I simply could not return to the apartment empty handed. My phone in my hand, I did the only thing I could think to do: I called our friends and threw myself on their mercy. Yes, they had already eaten dinner themselves and had probably put their two children (who were enrolled in French school and had to get up in the morning) to bed. Yes, they had already gone above and beyond the call of duty hosting us for a week and finding us a place to stay. I knew those things, and I didn’t care. And I still don’t think I’ve ever seen anything better in my life than their van, with a bag of food they pillaged from their own pantry (And a bottle of wine bless them! Wine!) sitting on the passenger seat. To this day I’m not sure what I would have done if I hadn’t been able to rely on their good will.
It has been seven months since the events of this story took place, and it is now relatively safe to joke about them even in Matt’s presence. But I offer this cautionary tale humbly, because I view it as an example of how hubris got me into big trouble and stole the better part of one of our precious days in France. What exactly were my errors?
Mistake #1: Insufficient preparation. I was tired and distracted by blogging work the night before we left, and so relied overly on the recommendations of people I knew without learning enough on my own, assuming I could wing it. I am a family travel expert after all. Two friends I trusted told me this would be an ideal day trip (which, had I done it correctly, I’m sure it would have been). So instead of making sure I knew the times of the English tours of the cave, the best places in Montignac to have lunch, and the exact location and appearance of the castle we would be visiting, I instead simply looked up directions to the tourist office where we would buy tickets to see the cave and the address of the first chateau with the name Castlenau on the difficult-to-use and uninformative Centre des Monument Nationaux website.
I’d like to point out that relying on word-of-mouth recommendations and the Internet alone proved a big part of my undoing here; if I’d had an English guidebook, I’m sure it would have mentioned that there were two castles with similar names in the region. (And the one thing I would say in my defense is that the name of both castles is pronounced Castle-now; my understanding of French pronunciation is that Castelnaud would normally be pronounced Castle-no. Weak. I know.)
Mistake #2: I had no paper map to back up the GPS. This is such an amateur mistake that it embarrasses me to even type it. Who in their right mind heads out into the countryside of a foreign land without a map? All I ask is that you not unsubscribe from my site – really, I do know what I’m doing.

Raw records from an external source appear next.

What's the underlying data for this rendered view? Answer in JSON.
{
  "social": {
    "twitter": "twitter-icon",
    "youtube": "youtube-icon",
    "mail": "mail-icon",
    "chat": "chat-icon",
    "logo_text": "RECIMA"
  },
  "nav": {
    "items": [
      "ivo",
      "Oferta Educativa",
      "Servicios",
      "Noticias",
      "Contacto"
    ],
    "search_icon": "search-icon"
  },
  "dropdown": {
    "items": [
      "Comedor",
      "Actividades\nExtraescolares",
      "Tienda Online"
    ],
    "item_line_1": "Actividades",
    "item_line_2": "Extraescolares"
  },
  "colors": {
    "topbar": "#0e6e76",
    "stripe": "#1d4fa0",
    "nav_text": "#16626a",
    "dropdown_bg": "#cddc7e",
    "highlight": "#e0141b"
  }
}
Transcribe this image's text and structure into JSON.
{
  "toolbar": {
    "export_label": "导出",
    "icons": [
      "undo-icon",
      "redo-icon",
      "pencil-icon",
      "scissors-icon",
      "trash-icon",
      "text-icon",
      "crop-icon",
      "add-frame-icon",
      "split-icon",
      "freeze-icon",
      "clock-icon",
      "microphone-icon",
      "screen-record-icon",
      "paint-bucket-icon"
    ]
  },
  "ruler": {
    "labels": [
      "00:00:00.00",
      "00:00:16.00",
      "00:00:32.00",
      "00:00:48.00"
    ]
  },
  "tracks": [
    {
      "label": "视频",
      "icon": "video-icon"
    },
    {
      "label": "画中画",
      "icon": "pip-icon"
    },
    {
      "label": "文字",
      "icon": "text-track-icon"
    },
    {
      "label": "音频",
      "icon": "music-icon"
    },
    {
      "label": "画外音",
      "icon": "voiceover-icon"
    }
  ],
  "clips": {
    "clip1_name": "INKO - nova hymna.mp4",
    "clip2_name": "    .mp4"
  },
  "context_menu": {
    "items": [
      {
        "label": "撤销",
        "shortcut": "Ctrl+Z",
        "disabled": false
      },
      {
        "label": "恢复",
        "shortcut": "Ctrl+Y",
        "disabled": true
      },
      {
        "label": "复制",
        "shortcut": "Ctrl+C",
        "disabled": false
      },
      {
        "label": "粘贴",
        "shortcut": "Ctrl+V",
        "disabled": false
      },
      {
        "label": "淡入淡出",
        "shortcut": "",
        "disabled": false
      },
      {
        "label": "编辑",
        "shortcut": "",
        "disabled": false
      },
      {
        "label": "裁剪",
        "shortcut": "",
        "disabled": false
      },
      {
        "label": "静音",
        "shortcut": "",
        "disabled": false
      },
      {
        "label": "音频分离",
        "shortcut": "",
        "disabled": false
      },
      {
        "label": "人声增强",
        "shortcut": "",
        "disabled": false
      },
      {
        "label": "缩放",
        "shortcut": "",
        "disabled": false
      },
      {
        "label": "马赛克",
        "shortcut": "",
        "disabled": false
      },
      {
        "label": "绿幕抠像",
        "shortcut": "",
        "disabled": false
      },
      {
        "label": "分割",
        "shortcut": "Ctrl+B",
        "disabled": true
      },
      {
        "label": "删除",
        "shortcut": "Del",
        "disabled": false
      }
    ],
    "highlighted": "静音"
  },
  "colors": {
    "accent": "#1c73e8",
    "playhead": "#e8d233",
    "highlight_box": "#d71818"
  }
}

Mistake #3: I didn’t double check when things didn’t match up with what I had been told. In the U.S., where I of course have access to the Internet on my phone, I’m sure I would have double checked when the GPS told us it would take twice as long as I expected to get to the castle. Lacking a data plan (I hadn’t paid for one in France) I couldn’t verify the address on my phone, but I could have called my friend and asked or stopped in the tourist office to find out. Why I did neither is still a bit of a mystery to me.
Mistake #4: We lacked provisions. Even though this wasn’t the first time in France – on this very trip in fact – that meals hadn’t worked out as I had planned, I had not made certain to have ample supplies of food both with us and back at our apartment.
And there you have the sad truth that sometimes, to achieve wisdom, you must first achieve a lot of stupidity. I certainly earned that badge for my sash on that warm summer day.
P.S. Should you decide after reading this that you really need to visit Castlenau-Bretenoux to see the wardrobes, according to the brochure the recommended time allotted for your visit is one hour, 15 minutes. You might want to give yourself some extra time for the drive.